Miyazaki responded: “To have a film where there’s an evil figure and a good person fights against the evil figure and everything becomes a happy ending, that’s one way to make a film. But then that means you have to draw, as an animator, the evil figure. And it’s not very pleasant to draw evil figures. So I decided against evil figures in my films.”

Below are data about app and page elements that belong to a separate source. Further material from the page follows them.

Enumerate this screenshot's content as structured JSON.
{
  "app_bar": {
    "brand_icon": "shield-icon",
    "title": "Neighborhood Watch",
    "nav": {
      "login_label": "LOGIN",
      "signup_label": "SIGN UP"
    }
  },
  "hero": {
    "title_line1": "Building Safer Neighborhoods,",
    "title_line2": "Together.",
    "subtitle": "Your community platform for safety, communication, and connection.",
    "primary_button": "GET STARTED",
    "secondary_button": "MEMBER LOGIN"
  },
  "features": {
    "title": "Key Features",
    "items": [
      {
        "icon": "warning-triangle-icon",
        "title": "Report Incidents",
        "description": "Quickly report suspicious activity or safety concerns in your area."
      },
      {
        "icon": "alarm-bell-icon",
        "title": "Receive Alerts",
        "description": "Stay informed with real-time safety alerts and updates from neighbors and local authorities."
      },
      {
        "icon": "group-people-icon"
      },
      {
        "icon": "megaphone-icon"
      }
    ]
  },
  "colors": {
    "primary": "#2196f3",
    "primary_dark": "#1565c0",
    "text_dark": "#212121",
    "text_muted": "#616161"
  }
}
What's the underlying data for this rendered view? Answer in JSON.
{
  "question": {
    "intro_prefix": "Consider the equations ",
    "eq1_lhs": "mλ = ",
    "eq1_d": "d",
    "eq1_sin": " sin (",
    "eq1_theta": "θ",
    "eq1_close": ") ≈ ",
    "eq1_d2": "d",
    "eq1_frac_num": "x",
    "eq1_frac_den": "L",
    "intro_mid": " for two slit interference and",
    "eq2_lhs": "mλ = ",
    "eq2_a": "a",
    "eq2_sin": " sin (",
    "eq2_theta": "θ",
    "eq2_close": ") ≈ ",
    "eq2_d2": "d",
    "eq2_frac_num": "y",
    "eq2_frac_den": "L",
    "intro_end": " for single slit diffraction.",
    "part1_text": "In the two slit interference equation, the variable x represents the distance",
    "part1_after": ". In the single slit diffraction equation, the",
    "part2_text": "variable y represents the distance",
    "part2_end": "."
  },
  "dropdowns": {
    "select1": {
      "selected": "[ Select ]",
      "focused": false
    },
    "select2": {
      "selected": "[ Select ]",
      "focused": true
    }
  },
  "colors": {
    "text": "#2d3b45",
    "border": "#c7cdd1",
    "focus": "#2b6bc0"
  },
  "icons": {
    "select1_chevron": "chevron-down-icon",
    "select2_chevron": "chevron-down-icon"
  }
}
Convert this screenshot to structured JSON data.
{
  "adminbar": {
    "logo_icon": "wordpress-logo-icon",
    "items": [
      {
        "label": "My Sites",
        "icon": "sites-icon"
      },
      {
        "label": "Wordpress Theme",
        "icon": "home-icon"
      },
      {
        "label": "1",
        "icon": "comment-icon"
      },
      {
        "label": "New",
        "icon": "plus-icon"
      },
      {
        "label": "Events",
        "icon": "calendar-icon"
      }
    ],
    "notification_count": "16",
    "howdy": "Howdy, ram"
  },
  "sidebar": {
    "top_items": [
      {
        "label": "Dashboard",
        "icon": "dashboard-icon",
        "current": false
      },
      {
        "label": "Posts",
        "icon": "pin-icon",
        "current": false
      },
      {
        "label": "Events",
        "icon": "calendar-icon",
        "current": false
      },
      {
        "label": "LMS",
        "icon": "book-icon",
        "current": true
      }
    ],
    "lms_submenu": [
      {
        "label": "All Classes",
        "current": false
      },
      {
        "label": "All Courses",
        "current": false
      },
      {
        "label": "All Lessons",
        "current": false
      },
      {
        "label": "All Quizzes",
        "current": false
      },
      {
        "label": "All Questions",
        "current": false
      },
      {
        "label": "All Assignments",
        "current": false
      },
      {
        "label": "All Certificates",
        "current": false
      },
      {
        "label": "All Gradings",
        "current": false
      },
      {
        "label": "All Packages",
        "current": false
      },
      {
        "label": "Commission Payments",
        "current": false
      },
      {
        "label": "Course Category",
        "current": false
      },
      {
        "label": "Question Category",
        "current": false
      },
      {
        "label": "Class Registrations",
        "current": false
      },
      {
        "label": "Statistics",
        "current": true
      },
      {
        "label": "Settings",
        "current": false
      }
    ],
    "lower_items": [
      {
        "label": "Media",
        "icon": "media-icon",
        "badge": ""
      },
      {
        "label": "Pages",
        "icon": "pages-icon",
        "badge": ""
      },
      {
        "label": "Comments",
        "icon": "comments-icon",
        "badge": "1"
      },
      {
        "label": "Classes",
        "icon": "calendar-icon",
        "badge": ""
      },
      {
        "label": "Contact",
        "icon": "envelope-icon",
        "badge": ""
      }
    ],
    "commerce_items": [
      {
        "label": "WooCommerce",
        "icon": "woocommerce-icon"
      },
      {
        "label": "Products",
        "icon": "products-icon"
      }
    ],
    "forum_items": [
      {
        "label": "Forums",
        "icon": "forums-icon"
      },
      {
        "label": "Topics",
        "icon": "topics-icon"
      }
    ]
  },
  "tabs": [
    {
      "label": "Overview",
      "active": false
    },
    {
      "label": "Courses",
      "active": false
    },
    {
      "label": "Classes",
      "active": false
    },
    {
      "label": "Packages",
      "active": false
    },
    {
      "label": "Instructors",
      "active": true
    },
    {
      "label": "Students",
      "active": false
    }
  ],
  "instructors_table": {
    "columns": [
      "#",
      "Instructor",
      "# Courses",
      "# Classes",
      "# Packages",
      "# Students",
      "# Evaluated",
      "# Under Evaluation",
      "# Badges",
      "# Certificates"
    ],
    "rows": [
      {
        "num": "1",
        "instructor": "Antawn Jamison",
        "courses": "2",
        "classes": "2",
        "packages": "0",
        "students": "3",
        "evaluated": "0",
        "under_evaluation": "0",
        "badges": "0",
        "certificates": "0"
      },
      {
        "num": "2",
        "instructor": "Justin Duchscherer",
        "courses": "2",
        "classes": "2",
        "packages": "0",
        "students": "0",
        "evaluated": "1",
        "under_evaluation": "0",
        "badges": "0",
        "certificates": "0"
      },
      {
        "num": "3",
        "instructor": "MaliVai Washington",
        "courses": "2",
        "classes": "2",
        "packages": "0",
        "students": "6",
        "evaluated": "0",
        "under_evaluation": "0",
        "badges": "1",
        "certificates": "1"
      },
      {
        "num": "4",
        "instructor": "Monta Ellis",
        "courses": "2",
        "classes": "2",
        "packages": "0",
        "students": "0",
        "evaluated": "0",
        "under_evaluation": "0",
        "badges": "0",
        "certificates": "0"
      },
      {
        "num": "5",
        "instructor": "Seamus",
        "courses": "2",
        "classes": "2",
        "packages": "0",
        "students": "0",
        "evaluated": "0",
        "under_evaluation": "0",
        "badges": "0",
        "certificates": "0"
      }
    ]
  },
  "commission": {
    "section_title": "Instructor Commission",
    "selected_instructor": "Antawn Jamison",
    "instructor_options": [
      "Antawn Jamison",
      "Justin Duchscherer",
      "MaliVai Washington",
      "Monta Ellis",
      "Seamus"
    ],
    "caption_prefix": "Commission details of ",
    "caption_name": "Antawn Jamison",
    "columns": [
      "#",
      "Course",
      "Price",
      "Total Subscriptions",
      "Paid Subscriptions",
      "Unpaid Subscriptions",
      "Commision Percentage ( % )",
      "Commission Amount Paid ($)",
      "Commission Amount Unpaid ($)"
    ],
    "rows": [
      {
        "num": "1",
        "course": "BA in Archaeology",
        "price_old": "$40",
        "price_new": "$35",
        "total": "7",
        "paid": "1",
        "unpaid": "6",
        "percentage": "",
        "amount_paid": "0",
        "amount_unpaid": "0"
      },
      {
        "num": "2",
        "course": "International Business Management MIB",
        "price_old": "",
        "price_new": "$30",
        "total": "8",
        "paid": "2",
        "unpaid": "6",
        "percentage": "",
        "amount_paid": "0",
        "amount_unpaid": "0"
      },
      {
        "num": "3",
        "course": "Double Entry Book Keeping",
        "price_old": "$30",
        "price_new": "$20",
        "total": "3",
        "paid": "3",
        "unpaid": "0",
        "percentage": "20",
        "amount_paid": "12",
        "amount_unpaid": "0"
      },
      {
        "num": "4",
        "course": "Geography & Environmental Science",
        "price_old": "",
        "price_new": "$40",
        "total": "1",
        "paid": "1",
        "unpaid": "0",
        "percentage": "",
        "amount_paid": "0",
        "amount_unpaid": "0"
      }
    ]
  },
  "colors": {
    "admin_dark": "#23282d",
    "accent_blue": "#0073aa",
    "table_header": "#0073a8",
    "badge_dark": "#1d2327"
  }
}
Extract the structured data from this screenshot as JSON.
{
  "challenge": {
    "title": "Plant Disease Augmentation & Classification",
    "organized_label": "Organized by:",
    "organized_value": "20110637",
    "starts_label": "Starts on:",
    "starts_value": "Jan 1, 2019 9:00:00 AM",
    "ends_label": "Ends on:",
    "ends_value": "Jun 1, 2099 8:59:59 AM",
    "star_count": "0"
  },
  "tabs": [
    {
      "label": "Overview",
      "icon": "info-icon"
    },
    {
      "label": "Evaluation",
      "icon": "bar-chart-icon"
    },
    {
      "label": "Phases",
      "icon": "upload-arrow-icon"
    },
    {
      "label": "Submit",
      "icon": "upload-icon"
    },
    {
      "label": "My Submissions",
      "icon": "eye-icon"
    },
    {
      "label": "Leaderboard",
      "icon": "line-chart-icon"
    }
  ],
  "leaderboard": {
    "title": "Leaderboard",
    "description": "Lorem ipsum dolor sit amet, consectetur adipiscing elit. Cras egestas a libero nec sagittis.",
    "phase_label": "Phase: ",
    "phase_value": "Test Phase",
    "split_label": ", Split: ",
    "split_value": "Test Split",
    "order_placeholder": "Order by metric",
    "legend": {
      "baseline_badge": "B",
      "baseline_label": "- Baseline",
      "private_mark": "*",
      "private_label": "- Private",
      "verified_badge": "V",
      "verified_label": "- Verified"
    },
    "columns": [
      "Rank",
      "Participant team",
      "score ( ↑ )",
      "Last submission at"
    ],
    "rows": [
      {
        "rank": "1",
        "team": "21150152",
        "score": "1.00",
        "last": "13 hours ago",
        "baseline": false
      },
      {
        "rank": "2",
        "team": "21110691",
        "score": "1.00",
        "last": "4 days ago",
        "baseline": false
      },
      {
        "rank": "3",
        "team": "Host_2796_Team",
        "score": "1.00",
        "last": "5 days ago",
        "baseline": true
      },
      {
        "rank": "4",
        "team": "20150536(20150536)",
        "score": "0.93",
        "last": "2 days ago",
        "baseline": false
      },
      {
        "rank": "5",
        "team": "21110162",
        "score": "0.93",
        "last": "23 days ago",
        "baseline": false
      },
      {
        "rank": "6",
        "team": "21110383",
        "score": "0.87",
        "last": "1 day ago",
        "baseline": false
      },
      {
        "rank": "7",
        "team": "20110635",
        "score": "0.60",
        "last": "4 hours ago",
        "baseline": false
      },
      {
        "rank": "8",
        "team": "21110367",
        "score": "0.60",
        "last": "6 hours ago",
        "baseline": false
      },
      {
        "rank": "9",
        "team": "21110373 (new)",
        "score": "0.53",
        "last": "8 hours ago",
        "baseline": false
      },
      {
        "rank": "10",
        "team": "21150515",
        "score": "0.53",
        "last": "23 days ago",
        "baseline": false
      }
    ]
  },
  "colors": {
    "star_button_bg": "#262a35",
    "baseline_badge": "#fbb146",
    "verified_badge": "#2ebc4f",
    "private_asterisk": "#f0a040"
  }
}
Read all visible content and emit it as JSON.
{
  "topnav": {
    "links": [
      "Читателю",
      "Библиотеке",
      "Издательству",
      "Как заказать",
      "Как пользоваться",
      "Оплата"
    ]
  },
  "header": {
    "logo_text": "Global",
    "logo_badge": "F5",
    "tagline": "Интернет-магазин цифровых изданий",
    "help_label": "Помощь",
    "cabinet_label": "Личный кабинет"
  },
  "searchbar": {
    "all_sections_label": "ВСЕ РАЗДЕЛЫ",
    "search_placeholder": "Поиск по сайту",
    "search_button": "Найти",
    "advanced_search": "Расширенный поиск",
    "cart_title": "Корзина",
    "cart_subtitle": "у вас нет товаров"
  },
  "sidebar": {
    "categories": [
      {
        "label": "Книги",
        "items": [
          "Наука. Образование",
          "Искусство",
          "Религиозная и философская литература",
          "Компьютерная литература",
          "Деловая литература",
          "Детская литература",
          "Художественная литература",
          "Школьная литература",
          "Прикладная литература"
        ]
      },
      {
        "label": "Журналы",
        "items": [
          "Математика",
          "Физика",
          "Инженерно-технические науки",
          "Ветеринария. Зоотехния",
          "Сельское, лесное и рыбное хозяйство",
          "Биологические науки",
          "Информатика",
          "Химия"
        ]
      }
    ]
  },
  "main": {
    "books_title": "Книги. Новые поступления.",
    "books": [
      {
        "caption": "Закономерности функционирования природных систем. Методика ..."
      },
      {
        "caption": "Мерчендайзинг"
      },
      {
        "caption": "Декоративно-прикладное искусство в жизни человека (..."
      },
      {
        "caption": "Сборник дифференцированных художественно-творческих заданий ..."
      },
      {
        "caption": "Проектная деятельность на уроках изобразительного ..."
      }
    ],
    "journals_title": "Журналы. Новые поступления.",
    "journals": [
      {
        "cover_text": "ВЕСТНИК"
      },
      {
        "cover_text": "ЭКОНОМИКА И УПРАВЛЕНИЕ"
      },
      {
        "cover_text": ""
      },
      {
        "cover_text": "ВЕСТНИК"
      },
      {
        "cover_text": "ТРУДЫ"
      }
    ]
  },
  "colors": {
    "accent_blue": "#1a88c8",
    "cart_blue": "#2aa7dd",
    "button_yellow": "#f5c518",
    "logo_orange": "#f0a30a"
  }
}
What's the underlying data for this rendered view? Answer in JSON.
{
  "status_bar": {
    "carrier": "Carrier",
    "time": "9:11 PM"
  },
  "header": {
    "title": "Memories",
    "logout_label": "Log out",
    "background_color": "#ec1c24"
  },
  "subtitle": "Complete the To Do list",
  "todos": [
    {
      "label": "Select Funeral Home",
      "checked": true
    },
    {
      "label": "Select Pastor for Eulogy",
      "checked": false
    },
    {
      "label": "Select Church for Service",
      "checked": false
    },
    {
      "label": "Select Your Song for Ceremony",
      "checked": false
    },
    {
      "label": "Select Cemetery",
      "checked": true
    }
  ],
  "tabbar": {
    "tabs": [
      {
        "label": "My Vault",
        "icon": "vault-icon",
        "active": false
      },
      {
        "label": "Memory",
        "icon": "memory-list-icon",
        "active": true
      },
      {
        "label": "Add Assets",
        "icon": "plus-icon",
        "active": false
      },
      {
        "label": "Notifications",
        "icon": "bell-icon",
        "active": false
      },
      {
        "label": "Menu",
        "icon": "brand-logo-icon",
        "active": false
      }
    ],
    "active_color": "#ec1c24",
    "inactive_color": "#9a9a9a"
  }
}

One reason for fascination with Miyazaki may be his contradictions. The director whose films typically end with an uplifting affirmation of humanity suitable for children is the same director who told his Berkeley audience, “It would be wonderful if I could see the end of civilization during my lifetime.” The man who is able to entrance children, and adults, with his animation is the same one who complains about children spending too much time with virtual reality instead of being outdoors in nature.